Swedenborg Study.com

Online works based on the Writings of Emanuel Swedenborg


Previous: Chapter V. Adultery And Divorce Up: The Doctrine of the New Church on Sex and Marriage Next: Chapter VII. Conjugial Love and the Love Of Children

Chapter VI. Remarriages

In the resurrection whose wife shall she be?

Matthew 22: 28

We have seen that marriage is intended to be an eternal union consequent on the development of conjugial love. It follows, therefore, that in all cases where such a development has taken place, a second marriage after the decease of one of the partners can be excused only on the grounds of very strong external reasons, such as the following passage states:

Those who have lived together in truly conjugial love are unwilling to marry again, except for reasons separate from conjugial love. . . . If they afterwards contract something like marriage, they do so for reasons apart from conjugial love, and these reasons are all external; as when there are little children in the house who require to be cared for, or if the house is large and full of servants of both sexes; or if the calls of business divert the mind from domestic concerns; or if mutual help and services are required as in the case of many kinds of employments and handicrafts. CL 321

But with those who have not been in conjugial love, we read:

There is no obstacle or hindrance to their contracting marriage again. CL 320.

It is obvious that in the case of a husband or wife who has been bound by internal bonds of affection in the first marriage, the second marriage will be merely a "mariage de convenance"; wherefore, on entering the spiritual world, this second marriage will automatically cease and the first marriage will be resumed.
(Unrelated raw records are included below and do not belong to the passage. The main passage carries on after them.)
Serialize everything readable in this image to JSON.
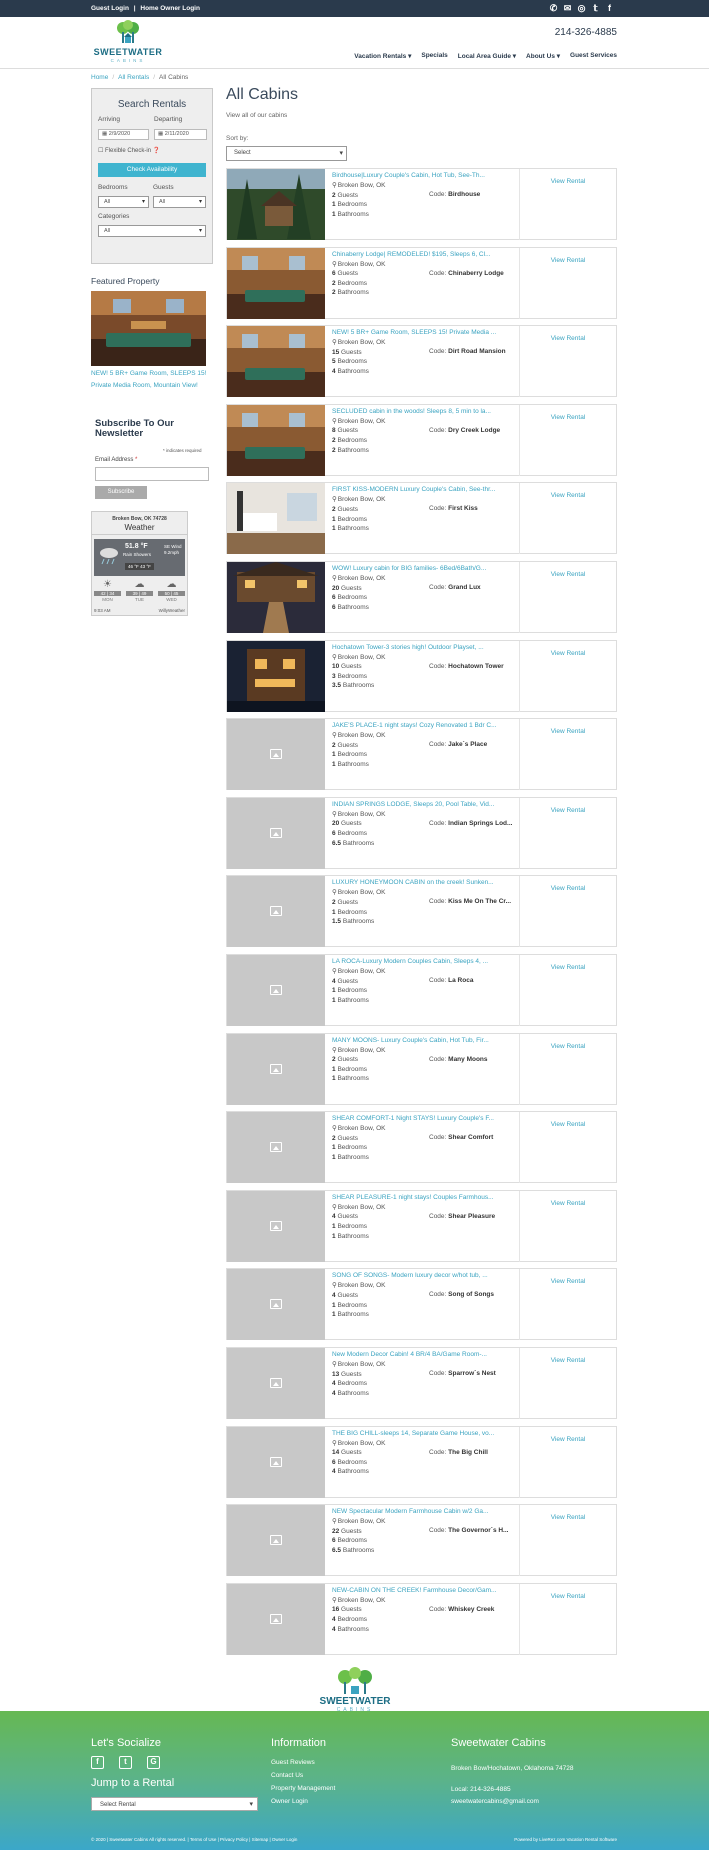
{
  "topbar": {
    "guest_login": "Guest Login",
    "separator": "|",
    "owner_login": "Home Owner Login",
    "icons": [
      "phone-icon",
      "email-icon",
      "instagram-icon",
      "twitter-icon",
      "facebook-icon"
    ]
  },
  "brand": {
    "name": "SWEETWATER",
    "sub": "CABINS",
    "phone": "214-326-4885",
    "colors": {
      "dark": "#2a3a4c",
      "accent": "#3aa3c0",
      "button": "#3fb4cf",
      "logo": "#1c6d84"
    }
  },
  "nav": [
    "Vacation Rentals ▾",
    "Specials",
    "Local Area Guide ▾",
    "About Us ▾",
    "Guest Services"
  ],
  "breadcrumb": {
    "home": "Home",
    "all_rentals": "All Rentals",
    "current": "All Cabins"
  },
  "search": {
    "title": "Search Rentals",
    "arriving_label": "Arriving",
    "departing_label": "Departing",
    "arriving": "2/9/2020",
    "departing": "2/11/2020",
    "flexible": "Flexible Check-in",
    "check": "Check Availability",
    "bedrooms_label": "Bedrooms",
    "guests_label": "Guests",
    "bedrooms": "All",
    "guests": "All",
    "categories_label": "Categories",
    "categories": "All"
  },
  "featured": {
    "heading": "Featured Property",
    "caption": "NEW! 5 BR+ Game Room, SLEEPS 15! Private Media Room, Mountain View!"
  },
  "newsletter": {
    "heading": "Subscribe To Our Newsletter",
    "required": "* indicates required",
    "email_label": "Email Address",
    "asterisk": "*",
    "subscribe": "Subscribe"
  },
  "weather": {
    "location": "Broken Bow, OK 74728",
    "title": "Weather",
    "temp": "51.8 °F",
    "condition": "Rain Showers",
    "wind_dir": "SE Wind",
    "wind_speed": "9.2mph",
    "hi": "46 °F",
    "lo": "43 °F",
    "days": [
      {
        "name": "MON",
        "hi": "42",
        "lo": "34"
      },
      {
        "name": "TUE",
        "hi": "39",
        "lo": "49"
      },
      {
        "name": "WED",
        "hi": "50",
        "lo": "45"
      }
    ],
    "time": "9:03 AM",
    "credit": "WillyWeather"
  },
  "main": {
    "title": "All Cabins",
    "subtitle": "View all of our cabins",
    "sort_label": "Sort by:",
    "sort_value": "Select"
  },
  "listing_labels": {
    "location": "Broken Bow, OK",
    "guests": "Guests",
    "bedrooms": "Bedrooms",
    "bathrooms": "Bathrooms",
    "code": "Code:",
    "view": "View Rental"
  },
  "listings": [
    {
      "title": "Birdhouse|Luxury Couple's Cabin, Hot Tub, See-Th...",
      "guests": "2",
      "bedrooms": "1",
      "bathrooms": "1",
      "code": "Birdhouse",
      "photo": "forest"
    },
    {
      "title": "Chinaberry Lodge| REMODELED! $195, Sleeps 6, Cl...",
      "guests": "6",
      "bedrooms": "2",
      "bathrooms": "2",
      "code": "Chinaberry Lodge",
      "photo": "wood"
    },
    {
      "title": "NEW! 5 BR+ Game Room, SLEEPS 15! Private Media ...",
      "guests": "15",
      "bedrooms": "5",
      "bathrooms": "4",
      "code": "Dirt Road Mansion",
      "photo": "wood"
    },
    {
      "title": "SECLUDED cabin in the woods! Sleeps 8, 5 min to la...",
      "guests": "8",
      "bedrooms": "2",
      "bathrooms": "2",
      "code": "Dry Creek Lodge",
      "photo": "wood"
    },
    {
      "title": "FIRST KISS-MODERN Luxury Couple's Cabin, See-thr...",
      "guests": "2",
      "bedrooms": "1",
      "bathrooms": "1",
      "code": "First Kiss",
      "photo": "white"
    },
    {
      "title": "WOW! Luxury cabin for BIG families- 6Bed/6Bath/G...",
      "guests": "20",
      "bedrooms": "6",
      "bathrooms": "6",
      "code": "Grand Lux",
      "photo": "stairs"
    },
    {
      "title": "Hochatown Tower-3 stories high! Outdoor Playset, ...",
      "guests": "10",
      "bedrooms": "3",
      "bathrooms": "3.5",
      "code": "Hochatown Tower",
      "photo": "night"
    },
    {
      "title": "JAKE'S PLACE-1 night stays! Cozy Renovated 1 Bdr C...",
      "guests": "2",
      "bedrooms": "1",
      "bathrooms": "1",
      "code": "Jake`s Place",
      "photo": "none"
    },
    {
      "title": "INDIAN SPRINGS LODGE, Sleeps 20, Pool Table, Vid...",
      "guests": "20",
      "bedrooms": "6",
      "bathrooms": "6.5",
      "code": "Indian Springs Lod...",
      "photo": "none"
    },
    {
      "title": "LUXURY HONEYMOON CABIN on the creek! Sunken...",
      "guests": "2",
      "bedrooms": "1",
      "bathrooms": "1.5",
      "code": "Kiss Me On The Cr...",
      "photo": "none"
    },
    {
      "title": "LA ROCA-Luxury Modern Couples Cabin, Sleeps 4, ...",
      "guests": "4",
      "bedrooms": "1",
      "bathrooms": "1",
      "code": "La Roca",
      "photo": "none"
    },
    {
      "title": "MANY MOONS- Luxury Couple's Cabin, Hot Tub, Fir...",
      "guests": "2",
      "bedrooms": "1",
      "bathrooms": "1",
      "code": "Many Moons",
      "photo": "none"
    },
    {
      "title": "SHEAR COMFORT-1 Night STAYS! Luxury Couple's F...",
      "guests": "2",
      "bedrooms": "1",
      "bathrooms": "1",
      "code": "Shear Comfort",
      "photo": "none"
    },
    {
      "title": "SHEAR PLEASURE-1 night stays! Couples Farmhous...",
      "guests": "4",
      "bedrooms": "1",
      "bathrooms": "1",
      "code": "Shear Pleasure",
      "photo": "none"
    },
    {
      "title": "SONG OF SONGS- Modern luxury decor w/hot tub, ...",
      "guests": "4",
      "bedrooms": "1",
      "bathrooms": "1",
      "code": "Song of Songs",
      "photo": "none"
    },
    {
      "title": "New Modern Decor Cabin! 4 BR/4 BA/Game Room-...",
      "guests": "13",
      "bedrooms": "4",
      "bathrooms": "4",
      "code": "Sparrow`s Nest",
      "photo": "none"
    },
    {
      "title": "THE BIG CHILL-sleeps 14, Separate Game House, vo...",
      "guests": "14",
      "bedrooms": "6",
      "bathrooms": "4",
      "code": "The Big Chill",
      "photo": "none"
    },
    {
      "title": "NEW Spectacular Modern Farmhouse Cabin w/2 Ga...",
      "guests": "22",
      "bedrooms": "6",
      "bathrooms": "6.5",
      "code": "The Governor`s H...",
      "photo": "none"
    },
    {
      "title": "NEW-CABIN ON THE CREEK! Farmhouse Decor/Gam...",
      "guests": "16",
      "bedrooms": "4",
      "bathrooms": "4",
      "code": "Whiskey Creek",
      "photo": "none"
    }
  ],
  "footer": {
    "social_heading": "Let's Socialize",
    "social_icons": [
      "facebook-icon",
      "twitter-icon",
      "google-plus-icon"
    ],
    "jump_heading": "Jump to a Rental",
    "jump_select": "Select Rental",
    "info_heading": "Information",
    "info_links": [
      "Guest Reviews",
      "Contact Us",
      "Property Management",
      "Owner Login"
    ],
    "company_heading": "Sweetwater Cabins",
    "address": "Broken Bow/Hochatown, Oklahoma 74728",
    "local": "Local: 214-326-4885",
    "email": "sweetwatercabins@gmail.com",
    "copyright": "© 2020 | Sweetwater Cabins All rights reserved. | Terms of Use | Privacy Policy | Sitemap | Owner Login",
    "powered": "Powered by LiveRez.com Vacation Rental Software"
  }
}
On the other hand, with those whose first marriage was merely natural, there will be either another external association like the first or, possibly, a true internal union to take the place of the former unsatisfactory affair. But it would seem that second marriages are rarely internal, for we read: The state of the marriage of a bachelor with a maiden is different from that of a bachelor with a widow . . . for with the former conjugial love is able to proceed in its proper order from its first heat to its flame. . . . But between a bachelor and a widow there is not such an initiation into marriage from first beginnings, nor a like progression in marriage, since a widow is more independent and at her own disposal than is a maiden. Wherefore, a bachelor addresses himself differently to his wife if she has been a widow from what he would if she were a maiden. CL 322.

So, too, in the case of a widower and a maiden.
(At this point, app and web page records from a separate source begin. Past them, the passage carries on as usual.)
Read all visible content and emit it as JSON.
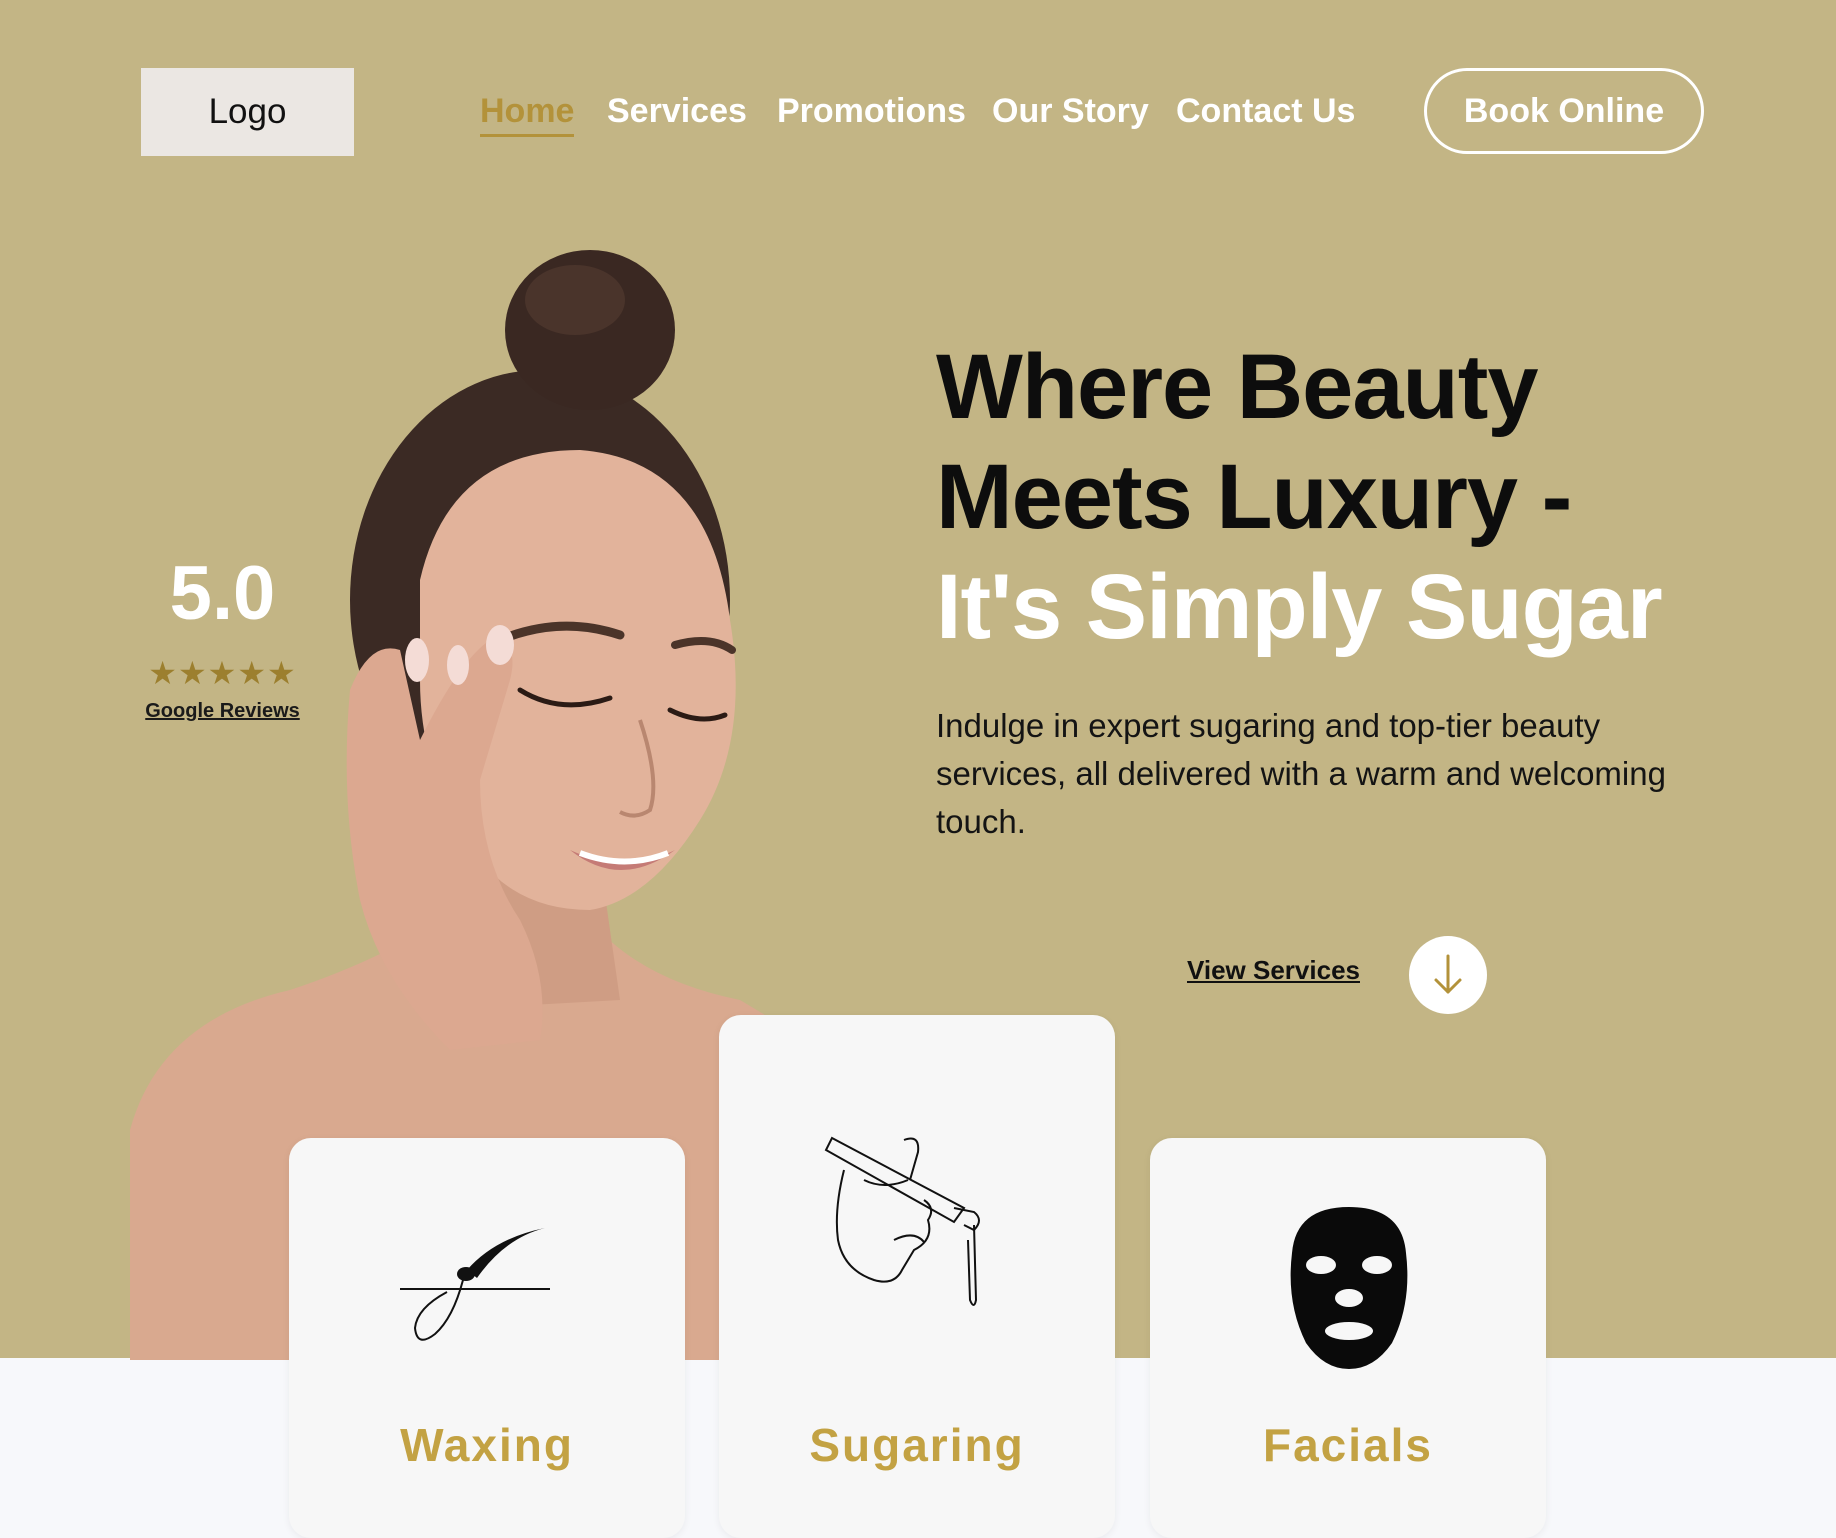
{
  "header": {
    "logo": "Logo",
    "nav": [
      {
        "label": "Home",
        "active": true
      },
      {
        "label": "Services"
      },
      {
        "label": "Promotions"
      },
      {
        "label": "Our Story"
      },
      {
        "label": "Contact Us"
      }
    ],
    "book_label": "Book Online"
  },
  "rating": {
    "value": "5.0",
    "stars": "★★★★★",
    "reviews_link": "Google Reviews"
  },
  "hero": {
    "headline_line1": "Where Beauty",
    "headline_line2": "Meets Luxury -",
    "headline_line3": "It's Simply Sugar",
    "subtext": "Indulge in expert sugaring and top-tier beauty services, all delivered with a warm and welcoming touch.",
    "cta_label": "View Services"
  },
  "cards": [
    {
      "title": "Waxing",
      "icon": "hair-follicle-icon"
    },
    {
      "title": "Sugaring",
      "icon": "sugaring-hand-icon"
    },
    {
      "title": "Facials",
      "icon": "face-mask-icon"
    }
  ],
  "colors": {
    "hero_bg": "#c3b585",
    "accent": "#b3923a",
    "card_title": "#c3a243",
    "page_bg": "#f7f8fb"
  }
}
For a widower has already been initiated into conjugial life, and a maiden has yet to be initiated. And yet conjugial love perceives and feels its pleasantness and delight in mutual initiation. A bachelor-husband and a maiden-wife perceive and feel things ever new in whatever occurs, whereby they are in a kind of continual initiation and consequent loving progression. It is different with the marriage of a widower with a maiden; for the maiden-wife has an internal inclination (to union), whereas with the man that inclination has passed away. CL 323.

However, these statements do not necessarily imply that second marriages cannot be of a truly conjugial kind, but only that they are rare. That truly conjugial love is possible with different types of marriage is definitely stated as follows:

There are infinite varieties with those who are in conjugial love - . . hence the varieties and diversities in marriages of every kind, whether of a bachelor and a maiden, or of a bachelor and a widow, or of a widower and a maiden, or of a widower and a widow. CL 324.

Concerning what happens after death in the case of remarriages, we read:

If a man has had several wives he allies himself with them successively (after death) while he is in the external state (that is, in the first state in which man is after death, similar to his state on earth). But when he enters upon the internal state (that is, the state of his interior self, whereby man is "judged" as to his fitness for heaven or hell) in which he perceives the inclinations of his love, as to their quality, he then either adopts one or else he leaves them all. . . . It is the same with a woman who has had several husbands.

CL 47 (b).

As regards the remarriage of a divorced person, there can be no objection to this when the marriage has been completely annulled for the just and weighty causes given in the teaching on divorce, and when the guilty party has sincerely repented of his sin; wherefore it is said:

By divorce is meant the abolition of the conjugial covenant, and a consequent full separation, and after this full liberty to marry again. CL 468.

But if divorce is allowed by the State for all manner of lesser reasons, as is the case in some countries, the Church may rightly draw the line at consenting to remarry people who to all appearances are incapable of undertaking the duties and responsibilities, public and private, which the matrimonial state requires: each case, of course, being judged on its merits.

Previous: Chapter V. Adultery And Divorce Up: The Doctrine of the New Church on Sex and Marriage Next: Chapter VII. Conjugial Love and the Love Of Children


Webmaster: IJT@swedenborgstudy.com